car in the garden, and it being littered with photos of just one
(admittedly beautiful and sometimes naked) woman, Amanda (Jennifer
Delora), in every room as if whoever lived here was obsessed with her. And
then, there are coffins in the basement ... well, suffice to say, this
proves too much to Helen, and she rather bolts on her own and on foot than
staying for the night. When her boyfriend Tony goes after her only a short
time later to persuade her to come back but cannot find her anywhere -
well, that's weird. Of course, the audience knows she has been killed by a
person unknown. Soon enough, the kids fall one by one, while Jack, who
happens to pack a gun, acts more and more suspicious. But once the truth
is revealed, it actually proves to be much more gruesome and sinister ...
I won't lie here, Deadly Manor is not on par with José Ramón
Larraz' masterpieces like Vampyres: Daughters
of Darkness or Whirlpool,
to name but two, as the film is way too caught up in the then contemporary
slasher formula, but that doesn't make this a bad movie as such - for
once, it puts more emphasis on atmosphere as your usual genre fare, and it
sometimes at least dabbles in the grotesque (what with the enshrined
crashed car), all the while never forgetting about tension and suspense.

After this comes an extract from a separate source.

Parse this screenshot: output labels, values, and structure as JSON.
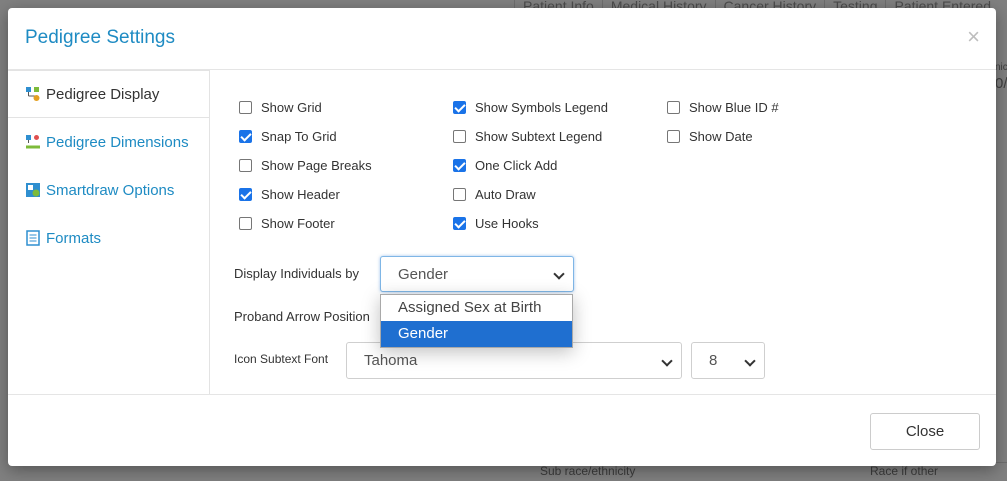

Sure, to properly enjoy this, one has to be into old school slasher cinema
to at least some extent, but if so, this is a really fun ride.